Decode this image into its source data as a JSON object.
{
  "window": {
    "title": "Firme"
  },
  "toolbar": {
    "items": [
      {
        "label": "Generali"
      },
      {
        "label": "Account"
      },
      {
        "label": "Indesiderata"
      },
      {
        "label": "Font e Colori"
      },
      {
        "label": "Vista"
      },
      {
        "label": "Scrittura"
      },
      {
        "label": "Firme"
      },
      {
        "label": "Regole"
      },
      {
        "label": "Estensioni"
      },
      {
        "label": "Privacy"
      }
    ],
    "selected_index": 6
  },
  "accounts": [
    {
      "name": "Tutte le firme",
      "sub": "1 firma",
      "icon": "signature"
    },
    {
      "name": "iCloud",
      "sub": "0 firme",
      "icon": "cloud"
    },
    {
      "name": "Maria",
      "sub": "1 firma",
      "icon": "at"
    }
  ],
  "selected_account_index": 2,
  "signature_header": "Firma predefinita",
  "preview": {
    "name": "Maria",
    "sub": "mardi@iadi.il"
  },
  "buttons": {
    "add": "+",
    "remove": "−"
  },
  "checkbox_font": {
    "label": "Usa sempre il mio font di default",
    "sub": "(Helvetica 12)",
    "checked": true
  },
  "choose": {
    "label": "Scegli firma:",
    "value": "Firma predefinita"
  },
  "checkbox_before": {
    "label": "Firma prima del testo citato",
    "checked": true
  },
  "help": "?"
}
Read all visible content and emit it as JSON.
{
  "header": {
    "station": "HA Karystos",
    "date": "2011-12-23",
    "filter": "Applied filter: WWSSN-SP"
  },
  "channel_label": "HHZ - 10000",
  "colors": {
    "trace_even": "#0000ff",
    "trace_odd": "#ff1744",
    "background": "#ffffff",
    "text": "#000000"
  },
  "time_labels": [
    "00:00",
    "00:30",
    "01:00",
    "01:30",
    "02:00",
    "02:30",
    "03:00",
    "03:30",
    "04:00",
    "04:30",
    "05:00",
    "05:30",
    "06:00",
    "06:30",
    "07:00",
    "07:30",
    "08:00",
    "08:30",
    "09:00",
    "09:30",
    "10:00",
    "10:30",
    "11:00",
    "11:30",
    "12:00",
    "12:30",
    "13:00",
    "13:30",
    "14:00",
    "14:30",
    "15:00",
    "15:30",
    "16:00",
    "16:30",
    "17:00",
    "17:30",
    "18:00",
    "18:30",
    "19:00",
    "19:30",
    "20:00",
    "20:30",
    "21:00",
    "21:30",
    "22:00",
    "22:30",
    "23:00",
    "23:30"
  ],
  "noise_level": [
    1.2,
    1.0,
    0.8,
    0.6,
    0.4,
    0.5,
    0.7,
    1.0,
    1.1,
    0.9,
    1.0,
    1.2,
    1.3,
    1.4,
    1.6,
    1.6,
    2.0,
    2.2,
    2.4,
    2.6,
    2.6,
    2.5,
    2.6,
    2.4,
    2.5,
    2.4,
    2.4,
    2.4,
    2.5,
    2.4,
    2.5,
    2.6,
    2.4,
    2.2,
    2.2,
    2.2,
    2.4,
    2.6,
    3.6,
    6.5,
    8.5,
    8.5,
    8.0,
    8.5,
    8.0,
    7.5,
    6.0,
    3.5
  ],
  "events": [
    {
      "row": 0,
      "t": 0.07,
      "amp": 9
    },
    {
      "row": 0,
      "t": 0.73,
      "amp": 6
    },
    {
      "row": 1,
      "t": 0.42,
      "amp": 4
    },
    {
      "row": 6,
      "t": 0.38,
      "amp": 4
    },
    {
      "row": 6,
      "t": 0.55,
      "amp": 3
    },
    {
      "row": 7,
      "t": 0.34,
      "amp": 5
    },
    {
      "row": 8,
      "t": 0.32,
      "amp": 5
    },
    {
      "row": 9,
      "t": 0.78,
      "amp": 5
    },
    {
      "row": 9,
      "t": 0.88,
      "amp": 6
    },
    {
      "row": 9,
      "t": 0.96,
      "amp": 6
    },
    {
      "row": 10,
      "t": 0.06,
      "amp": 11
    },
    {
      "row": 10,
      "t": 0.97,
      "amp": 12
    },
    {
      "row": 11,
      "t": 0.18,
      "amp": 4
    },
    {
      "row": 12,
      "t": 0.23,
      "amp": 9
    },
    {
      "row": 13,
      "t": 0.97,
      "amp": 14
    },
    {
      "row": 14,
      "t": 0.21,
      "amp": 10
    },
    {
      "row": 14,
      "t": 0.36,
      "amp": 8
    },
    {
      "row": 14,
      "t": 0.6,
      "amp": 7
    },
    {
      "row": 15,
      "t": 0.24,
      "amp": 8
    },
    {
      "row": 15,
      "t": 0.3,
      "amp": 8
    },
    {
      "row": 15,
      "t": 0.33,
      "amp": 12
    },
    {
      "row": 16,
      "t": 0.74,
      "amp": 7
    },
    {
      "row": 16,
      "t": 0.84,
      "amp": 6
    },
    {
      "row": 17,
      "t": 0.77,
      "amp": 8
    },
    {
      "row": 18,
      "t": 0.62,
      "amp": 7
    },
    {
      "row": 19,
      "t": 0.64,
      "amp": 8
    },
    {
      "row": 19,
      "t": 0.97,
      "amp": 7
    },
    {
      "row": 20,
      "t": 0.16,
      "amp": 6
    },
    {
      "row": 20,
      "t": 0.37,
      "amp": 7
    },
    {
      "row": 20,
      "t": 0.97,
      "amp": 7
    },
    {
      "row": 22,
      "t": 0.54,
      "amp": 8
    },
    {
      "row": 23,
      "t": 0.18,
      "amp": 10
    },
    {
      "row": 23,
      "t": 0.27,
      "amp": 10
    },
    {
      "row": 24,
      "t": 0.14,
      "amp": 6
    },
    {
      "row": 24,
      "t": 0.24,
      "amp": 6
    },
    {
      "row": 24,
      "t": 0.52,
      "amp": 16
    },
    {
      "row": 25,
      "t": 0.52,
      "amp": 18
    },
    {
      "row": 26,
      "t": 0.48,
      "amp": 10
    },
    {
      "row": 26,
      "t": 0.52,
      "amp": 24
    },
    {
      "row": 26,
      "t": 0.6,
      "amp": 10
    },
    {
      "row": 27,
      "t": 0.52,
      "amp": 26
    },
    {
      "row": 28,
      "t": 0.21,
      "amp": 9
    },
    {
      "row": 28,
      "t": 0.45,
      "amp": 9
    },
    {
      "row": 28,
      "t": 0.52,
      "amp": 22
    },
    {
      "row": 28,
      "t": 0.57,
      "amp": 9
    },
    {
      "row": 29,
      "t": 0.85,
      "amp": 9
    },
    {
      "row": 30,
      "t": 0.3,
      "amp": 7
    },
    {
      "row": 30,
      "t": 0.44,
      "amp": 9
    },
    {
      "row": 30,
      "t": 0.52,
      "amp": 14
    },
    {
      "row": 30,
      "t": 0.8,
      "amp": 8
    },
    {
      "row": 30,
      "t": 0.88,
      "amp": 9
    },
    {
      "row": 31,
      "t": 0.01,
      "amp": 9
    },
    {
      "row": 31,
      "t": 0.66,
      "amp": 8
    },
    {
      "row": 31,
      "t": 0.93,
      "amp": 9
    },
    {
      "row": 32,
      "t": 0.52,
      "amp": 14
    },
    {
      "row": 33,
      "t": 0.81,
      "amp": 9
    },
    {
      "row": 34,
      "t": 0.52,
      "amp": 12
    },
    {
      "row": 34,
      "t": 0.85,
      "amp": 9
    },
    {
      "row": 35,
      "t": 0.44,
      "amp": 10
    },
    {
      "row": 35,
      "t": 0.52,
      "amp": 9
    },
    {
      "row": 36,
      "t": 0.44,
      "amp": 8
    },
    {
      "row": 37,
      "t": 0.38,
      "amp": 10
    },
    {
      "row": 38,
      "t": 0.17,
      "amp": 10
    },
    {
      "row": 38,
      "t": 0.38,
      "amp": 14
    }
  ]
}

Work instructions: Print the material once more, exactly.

Answer box:
Decode this image into its source data as a JSON object.
{
  "window": {
    "title": "Firme"
  },
  "toolbar": {
    "items": [
      {
        "label": "Generali"
      },
      {
        "label": "Account"
      },
      {
        "label": "Indesiderata"
      },
      {
        "label": "Font e Colori"
      },
      {
        "label": "Vista"
      },
      {
        "label": "Scrittura"
      },
      {
        "label": "Firme"
      },
      {
        "label": "Regole"
      },
      {
        "label": "Estensioni"
      },
      {
        "label": "Privacy"
      }
    ],
    "selected_index": 6
  },
  "accounts": [
    {
      "name": "Tutte le firme",
      "sub": "1 firma",
      "icon": "signature"
    },
    {
      "name": "iCloud",
      "sub": "0 firme",
      "icon": "cloud"
    },
    {
      "name": "Maria",
      "sub": "1 firma",
      "icon": "at"
    }
  ],
  "selected_account_index": 2,
  "signature_header": "Firma predefinita",
  "preview": {
    "name": "Maria",
    "sub": "mardi@iadi.il"
  },
  "buttons": {
    "add": "+",
    "remove": "−"
  },
  "checkbox_font": {
    "label": "Usa sempre il mio font di default",
    "sub": "(Helvetica 12)",
    "checked": true
  },
  "choose": {
    "label": "Scegli firma:",
    "value": "Firma predefinita"
  },
  "checkbox_before": {
    "label": "Firma prima del testo citato",
    "checked": true
  },
  "help": "?"
}
Read all visible content and emit it as JSON.
{
  "header": {
    "station": "HA Karystos",
    "date": "2011-12-23",
    "filter": "Applied filter: WWSSN-SP"
  },
  "channel_label": "HHZ - 10000",
  "colors": {
    "trace_even": "#0000ff",
    "trace_odd": "#ff1744",
    "background": "#ffffff",
    "text": "#000000"
  },
  "time_labels": [
    "00:00",
    "00:30",
    "01:00",
    "01:30",
    "02:00",
    "02:30",
    "03:00",
    "03:30",
    "04:00",
    "04:30",
    "05:00",
    "05:30",
    "06:00",
    "06:30",
    "07:00",
    "07:30",
    "08:00",
    "08:30",
    "09:00",
    "09:30",
    "10:00",
    "10:30",
    "11:00",
    "11:30",
    "12:00",
    "12:30",
    "13:00",
    "13:30",
    "14:00",
    "14:30",
    "15:00",
    "15:30",
    "16:00",
    "16:30",
    "17:00",
    "17:30",
    "18:00",
    "18:30",
    "19:00",
    "19:30",
    "20:00",
    "20:30",
    "21:00",
    "21:30",
    "22:00",
    "22:30",
    "23:00",
    "23:30"
  ],
  "noise_level": [
    1.2,
    1.0,
    0.8,
    0.6,
    0.4,
    0.5,
    0.7,
    1.0,
    1.1,
    0.9,
    1.0,
    1.2,
    1.3,
    1.4,
    1.6,
    1.6,
    2.0,
    2.2,
    2.4,
    2.6,
    2.6,
    2.5,
    2.6,
    2.4,
    2.5,
    2.4,
    2.4,
    2.4,
    2.5,
    2.4,
    2.5,
    2.6,
    2.4,
    2.2,
    2.2,
    2.2,
    2.4,
    2.6,
    3.6,
    6.5,
    8.5,
    8.5,
    8.0,
    8.5,
    8.0,
    7.5,
    6.0,
    3.5
  ],
  "events": [
    {
      "row": 0,
      "t": 0.07,
      "amp": 9
    },
    {
      "row": 0,
      "t": 0.73,
      "amp": 6
    },
    {
      "row": 1,
      "t": 0.42,
      "amp": 4
    },
    {
      "row": 6,
      "t": 0.38,
      "amp": 4
    },
    {
      "row": 6,
      "t": 0.55,
      "amp": 3
    },
    {
      "row": 7,
      "t": 0.34,
      "amp": 5
    },
    {
      "row": 8,
      "t": 0.32,
      "amp": 5
    },
    {
      "row": 9,
      "t": 0.78,
      "amp": 5
    },
    {
      "row": 9,
      "t": 0.88,
      "amp": 6
    },
    {
      "row": 9,
      "t": 0.96,
      "amp": 6
    },
    {
      "row": 10,
      "t": 0.06,
      "amp": 11
    },
    {
      "row": 10,
      "t": 0.97,
      "amp": 12
    },
    {
      "row": 11,
      "t": 0.18,
      "amp": 4
    },
    {
      "row": 12,
      "t": 0.23,
      "amp": 9
    },
    {
      "row": 13,
      "t": 0.97,
      "amp": 14
    },
    {
      "row": 14,
      "t": 0.21,
      "amp": 10
    },
    {
      "row": 14,
      "t": 0.36,
      "amp": 8
    },
    {
      "row": 14,
      "t": 0.6,
      "amp": 7
    },
    {
      "row": 15,
      "t": 0.24,
      "amp": 8
    },
    {
      "row": 15,
      "t": 0.3,
      "amp": 8
    },
    {
      "row": 15,
      "t": 0.33,
      "amp": 12
    },
    {
      "row": 16,
      "t": 0.74,
      "amp": 7
    },
    {
      "row": 16,
      "t": 0.84,
      "amp": 6
    },
    {
      "row": 17,
      "t": 0.77,
      "amp": 8
    },
    {
      "row": 18,
      "t": 0.62,
      "amp": 7
    },
    {
      "row": 19,
      "t": 0.64,
      "amp": 8
    },
    {
      "row": 19,
      "t": 0.97,
      "amp": 7
    },
    {
      "row": 20,
      "t": 0.16,
      "amp": 6
    },
    {
      "row": 20,
      "t": 0.37,
      "amp": 7
    },
    {
      "row": 20,
      "t": 0.97,
      "amp": 7
    },
    {
      "row": 22,
      "t": 0.54,
      "amp": 8
    },
    {
      "row": 23,
      "t": 0.18,
      "amp": 10
    },
    {
      "row": 23,
      "t": 0.27,
      "amp": 10
    },
    {
      "row": 24,
      "t": 0.14,
      "amp": 6
    },
    {
      "row": 24,
      "t": 0.24,
      "amp": 6
    },
    {
      "row": 24,
      "t": 0.52,
      "amp": 16
    },
    {
      "row": 25,
      "t": 0.52,
      "amp": 18
    },
    {
      "row": 26,
      "t": 0.48,
      "amp": 10
    },
    {
      "row": 26,
      "t": 0.52,
      "amp": 24
    },
    {
      "row": 26,
      "t": 0.6,
      "amp": 10
    },
    {
      "row": 27,
      "t": 0.52,
      "amp": 26
    },
    {
      "row": 28,
      "t": 0.21,
      "amp": 9
    },
    {
      "row": 28,
      "t": 0.45,
      "amp": 9
    },
    {
      "row": 28,
      "t": 0.52,
      "amp": 22
    },
    {
      "row": 28,
      "t": 0.57,
      "amp": 9
    },
    {
      "row": 29,
      "t": 0.85,
      "amp": 9
    },
    {
      "row": 30,
      "t": 0.3,
      "amp": 7
    },
    {
      "row": 30,
      "t": 0.44,
      "amp": 9
    },
    {
      "row": 30,
      "t": 0.52,
      "amp": 14
    },
    {
      "row": 30,
      "t": 0.8,
      "amp": 8
    },
    {
      "row": 30,
      "t": 0.88,
      "amp": 9
    },
    {
      "row": 31,
      "t": 0.01,
      "amp": 9
    },
    {
      "row": 31,
      "t": 0.66,
      "amp": 8
    },
    {
      "row": 31,
      "t": 0.93,
      "amp": 9
    },
    {
      "row": 32,
      "t": 0.52,
      "amp": 14
    },
    {
      "row": 33,
      "t": 0.81,
      "amp": 9
    },
    {
      "row": 34,
      "t": 0.52,
      "amp": 12
    },
    {
      "row": 34,
      "t": 0.85,
      "amp": 9
    },
    {
      "row": 35,
      "t": 0.44,
      "amp": 10
    },
    {
      "row": 35,
      "t": 0.52,
      "amp": 9
    },
    {
      "row": 36,
      "t": 0.44,
      "amp": 8
    },
    {
      "row": 37,
      "t": 0.38,
      "amp": 10
    },
    {
      "row": 38,
      "t": 0.17,
      "amp": 10
    },
    {
      "row": 38,
      "t": 0.38,
      "amp": 14
    }
  ]
}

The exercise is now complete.